All YPL locations will be closed Sunday, Feb. 12 & Monday, Feb. 13 in observance of Lincoln’s Birthday and Sunday, Feb. 19 & Monday, Feb. 20 in observance of Washington’s Birthday.

Universal Letter Writing Week

January 8th to January 14th is Universal Letter Writing Week. In the digital age of emails, text messages and social media, hand-written communication may feel like a thing of the past. Typing out a message on your phone or computer and knowing it’s delivered almost instantly when you hit send may seem much more attractive than so-called snail mail. But letters have played an important role in history.

Letter writing has existed since ancient times. The first known letter was sent by the Persian Queen Atossa around 500 B.C.E. While the contents of the letter are unknown, it sparked the history of letter writing as an important form of communication. Hand-written letters have defined history, like the letter 11-year old Grace Bedell wrote to Abraham Lincoln suggesting he grow out his facial hair, or the letters that Charles Darwin wrote to his colleague Alfred Russel Wallace about his theories of natural selection and evolution.

Handwritten accounts of knowledge and communication are no longer as popular due to technological advancements, but that doesn’t mean there’s no value in writing a letter. Handwritten messages, especially letters, can be heartfelt and intimate gestures to those who they’re written to. Take some time this week to write a letter to someone you love or someone you haven’t spoken to in awhile. When they receive that letter in the mail, they’ll definitely be surprised, and you may even receive a letter back in response!

Check out some of these books from your local branch to tune up on your letter writing skills.

Many books have been written in the form of letters, diary entries, or other written documents. These are known as epistolary novels, and they’re reflective of how important letter writing has been to human communication. While you’re practicing your own letter writing, pick up one of these books and reflect on the important role that handwritten accounts play within the story.

Happy Reading, and Happy Writing!

Alison Robles is a part-time clerk at the Crestwood Library.
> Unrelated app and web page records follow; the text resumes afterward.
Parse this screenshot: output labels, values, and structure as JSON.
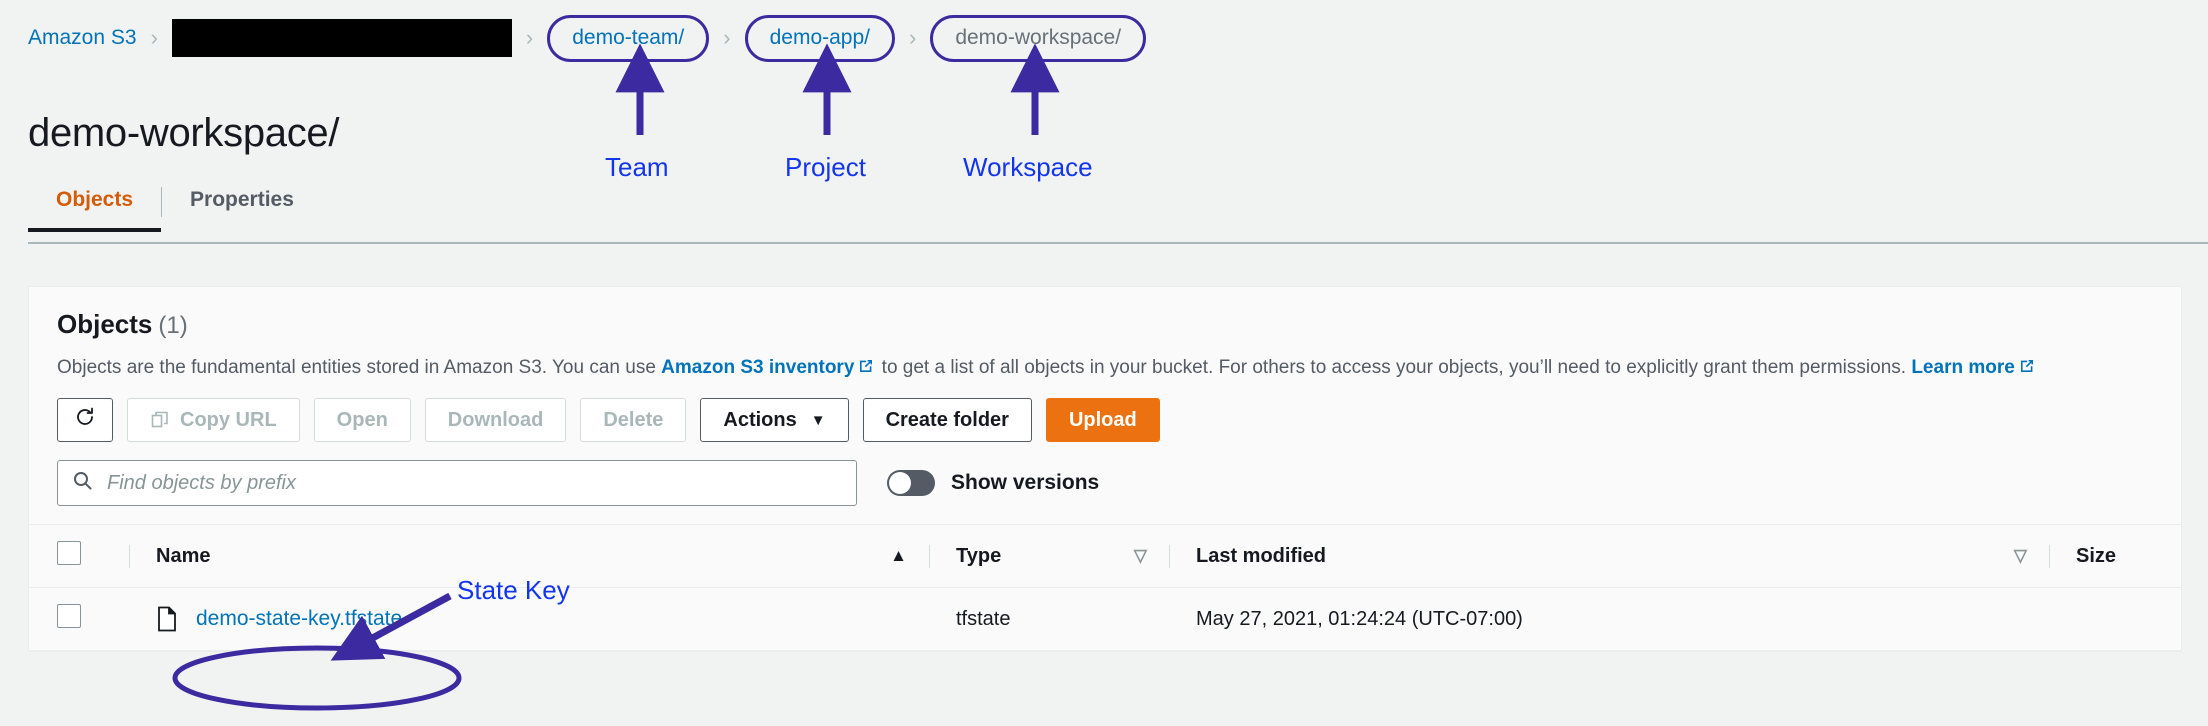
{
  "breadcrumb": {
    "root": "Amazon S3",
    "separator": "›",
    "redacted": "",
    "items": [
      {
        "label": "demo-team/",
        "highlighted": true,
        "current": false
      },
      {
        "label": "demo-app/",
        "highlighted": true,
        "current": false
      },
      {
        "label": "demo-workspace/",
        "highlighted": true,
        "current": true
      }
    ]
  },
  "annotations": {
    "color": "#1335ee",
    "arrow_color": "#3b2aa0",
    "labels": [
      {
        "text": "Team"
      },
      {
        "text": "Project"
      },
      {
        "text": "Workspace"
      },
      {
        "text": "State Key"
      }
    ]
  },
  "page": {
    "title": "demo-workspace/"
  },
  "tabs": [
    {
      "label": "Objects",
      "active": true
    },
    {
      "label": "Properties",
      "active": false
    }
  ],
  "objects_panel": {
    "title": "Objects",
    "count": "(1)",
    "description_pre": "Objects are the fundamental entities stored in Amazon S3. You can use ",
    "link_inventory": "Amazon S3 inventory",
    "description_mid": " to get a list of all objects in your bucket. For others to access your objects, you’ll need to explicitly grant them permissions. ",
    "link_learn_more": "Learn more",
    "toolbar": {
      "refresh_icon": "refresh-icon",
      "copy_url": "Copy URL",
      "open": "Open",
      "download": "Download",
      "delete": "Delete",
      "actions": "Actions",
      "actions_caret": "▼",
      "create_folder": "Create folder",
      "upload": "Upload",
      "upload_color": "#ec7211"
    },
    "search": {
      "placeholder": "Find objects by prefix",
      "value": "",
      "icon": "search-icon"
    },
    "show_versions": {
      "label": "Show versions",
      "on": false
    },
    "table": {
      "columns": [
        {
          "label": "Name",
          "sort": "asc"
        },
        {
          "label": "Type",
          "sort": "desc"
        },
        {
          "label": "Last modified",
          "sort": "desc"
        },
        {
          "label": "Size",
          "sort": "none"
        }
      ],
      "rows": [
        {
          "name": "demo-state-key.tfstate",
          "type": "tfstate",
          "last_modified": "May 27, 2021, 01:24:24 (UTC-07:00)",
          "size": ""
        }
      ]
    }
  }
}
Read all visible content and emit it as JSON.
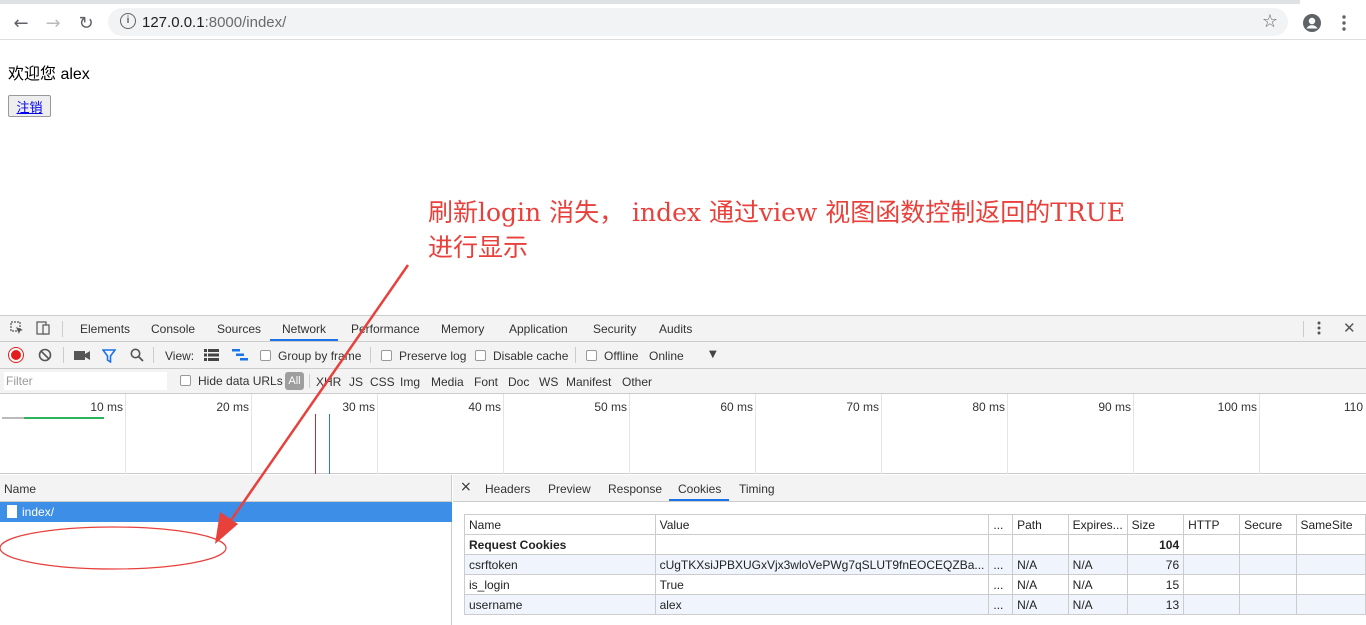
{
  "browser": {
    "url_host": "127.0.0.1",
    "url_path": ":8000/index/",
    "back_icon": "arrow-left",
    "forward_icon": "arrow-right",
    "reload_icon": "reload",
    "star_icon": "star",
    "account_icon": "account",
    "menu_icon": "kebab"
  },
  "page": {
    "welcome": "欢迎您 alex",
    "logout_label": "注销"
  },
  "annotation": {
    "line1": "刷新login 消失， index 通过view 视图函数控制返回的TRUE",
    "line2": "进行显示",
    "color": "#e8413c"
  },
  "devtools": {
    "tabs": [
      "Elements",
      "Console",
      "Sources",
      "Network",
      "Performance",
      "Memory",
      "Application",
      "Security",
      "Audits"
    ],
    "active_tab": "Network",
    "toolbar": {
      "view_label": "View:",
      "group_by_frame": "Group by frame",
      "preserve_log": "Preserve log",
      "disable_cache": "Disable cache",
      "offline": "Offline",
      "online": "Online"
    },
    "filter_bar": {
      "filter_placeholder": "Filter",
      "hide_data_urls": "Hide data URLs",
      "types": [
        "All",
        "XHR",
        "JS",
        "CSS",
        "Img",
        "Media",
        "Font",
        "Doc",
        "WS",
        "Manifest",
        "Other"
      ]
    },
    "timeline_ticks": [
      "10 ms",
      "20 ms",
      "30 ms",
      "40 ms",
      "50 ms",
      "60 ms",
      "70 ms",
      "80 ms",
      "90 ms",
      "100 ms",
      "110"
    ],
    "requests": {
      "header": "Name",
      "rows": [
        "index/"
      ]
    },
    "detail_tabs": [
      "Headers",
      "Preview",
      "Response",
      "Cookies",
      "Timing"
    ],
    "active_detail_tab": "Cookies",
    "cookies": {
      "columns": [
        "Name",
        "Value",
        "...",
        "Path",
        "Expires...",
        "Size",
        "HTTP",
        "Secure",
        "SameSite"
      ],
      "group_request": "Request Cookies",
      "group_request_size": "104",
      "rows": [
        {
          "name": "csrftoken",
          "value": "cUgTKXsiJPBXUGxVjx3wloVePWg7qSLUT9fnEOCEQZBa...",
          "dots": "...",
          "path": "N/A",
          "expires": "N/A",
          "size": "76"
        },
        {
          "name": "is_login",
          "value": "True",
          "dots": "...",
          "path": "N/A",
          "expires": "N/A",
          "size": "15"
        },
        {
          "name": "username",
          "value": "alex",
          "dots": "...",
          "path": "N/A",
          "expires": "N/A",
          "size": "13"
        }
      ]
    }
  }
}
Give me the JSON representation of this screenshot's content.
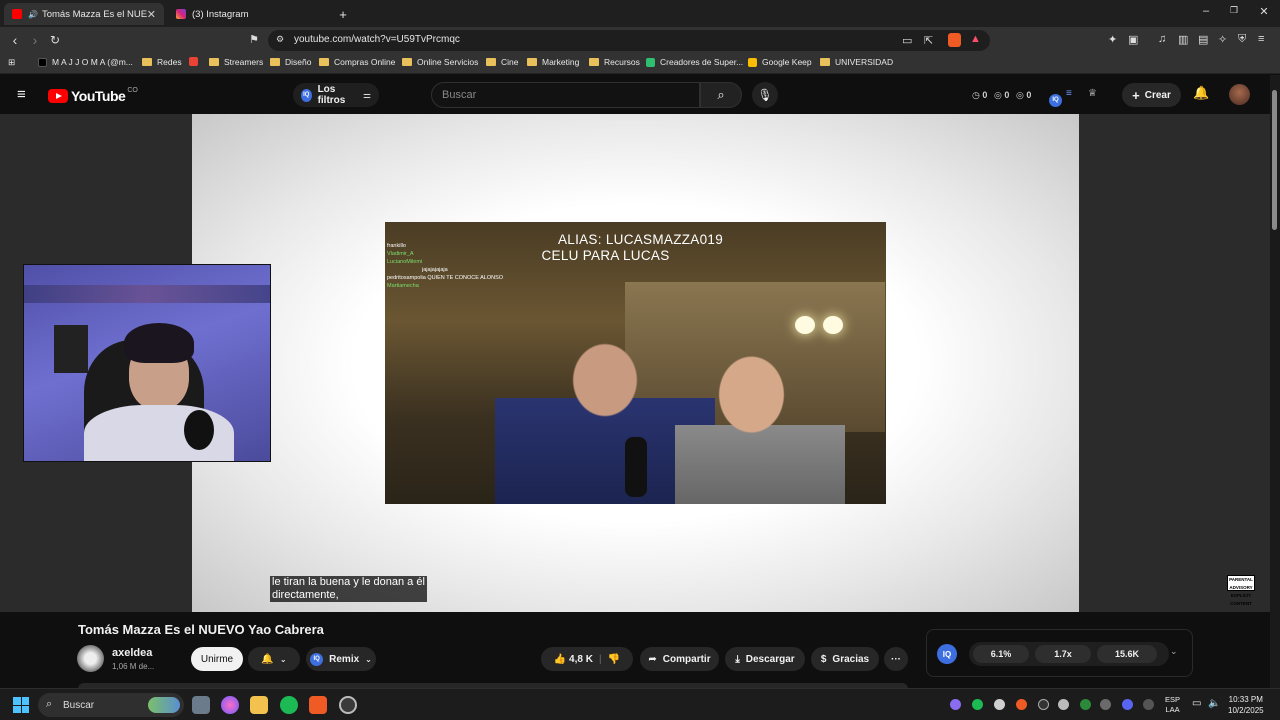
{
  "browser": {
    "tabs": [
      {
        "title": "Tomás Mazza Es el NUEVO Yao",
        "active": true,
        "icon": "youtube-icon"
      },
      {
        "title": "(3) Instagram",
        "active": false,
        "icon": "instagram-icon"
      }
    ],
    "new_tab": "+",
    "url": "youtube.com/watch?v=U59TvPrcmqc",
    "window_controls": {
      "minimize": "–",
      "restore": "❐",
      "close": "✕"
    }
  },
  "bookmarks": [
    {
      "label": "M A J J O M A (@m...",
      "type": "site"
    },
    {
      "label": "Redes",
      "type": "folder"
    },
    {
      "label": "Streamers",
      "type": "folder"
    },
    {
      "label": "Diseño",
      "type": "folder"
    },
    {
      "label": "Compras Online",
      "type": "folder"
    },
    {
      "label": "Online Servicios",
      "type": "folder"
    },
    {
      "label": "Cine",
      "type": "folder"
    },
    {
      "label": "Marketing",
      "type": "folder"
    },
    {
      "label": "Recursos",
      "type": "folder"
    },
    {
      "label": "Creadores de Super...",
      "type": "site"
    },
    {
      "label": "Google Keep",
      "type": "site"
    },
    {
      "label": "UNIVERSIDAD",
      "type": "folder"
    }
  ],
  "youtube": {
    "logo_text": "YouTube",
    "country": "CO",
    "filters_label": "Los filtros",
    "iq_badge": "IQ",
    "search_placeholder": "Buscar",
    "stats": [
      "0",
      "0",
      "0"
    ],
    "create_label": "Crear"
  },
  "video": {
    "stream_title_line1": "ALIAS: LUCASMAZZA019",
    "stream_title_line2": "CELU PARA LUCAS",
    "chat": [
      {
        "user": "",
        "text": "frankillo"
      },
      {
        "user": "Vladimir_A",
        "text": ""
      },
      {
        "user": "LucianoMilemi",
        "text": ""
      },
      {
        "user": "",
        "text": "jajajajajaja"
      },
      {
        "user": "",
        "text": "pedritosampolia QUIEN TE CONOCE ALONSO"
      },
      {
        "user": "Martiamecha",
        "text": ""
      }
    ],
    "caption_line1": "le tiran la buena y le donan a él",
    "caption_line2": "directamente,",
    "advisory": "PARENTAL ADVISORY EXPLICIT CONTENT"
  },
  "info": {
    "title": "Tomás Mazza Es el NUEVO Yao Cabrera",
    "channel": "axeldea",
    "subscribers": "1,06 M de...",
    "join": "Unirme",
    "remix": "Remix",
    "likes": "4,8 K",
    "share": "Compartir",
    "download": "Descargar",
    "thanks": "Gracias",
    "more": "···"
  },
  "iq_panel": {
    "values": [
      "6.1%",
      "1.7x",
      "15.6K"
    ]
  },
  "taskbar": {
    "search": "Buscar",
    "lang_line1": "ESP",
    "lang_line2": "LAA",
    "time": "10:33 PM",
    "date": "10/2/2025"
  }
}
She is an avid reader with a passion for YA lit, history and science fiction. A Yonkers native, she graduated from Iona University in 2020 with a dual-degree in Marketing and Public Relations.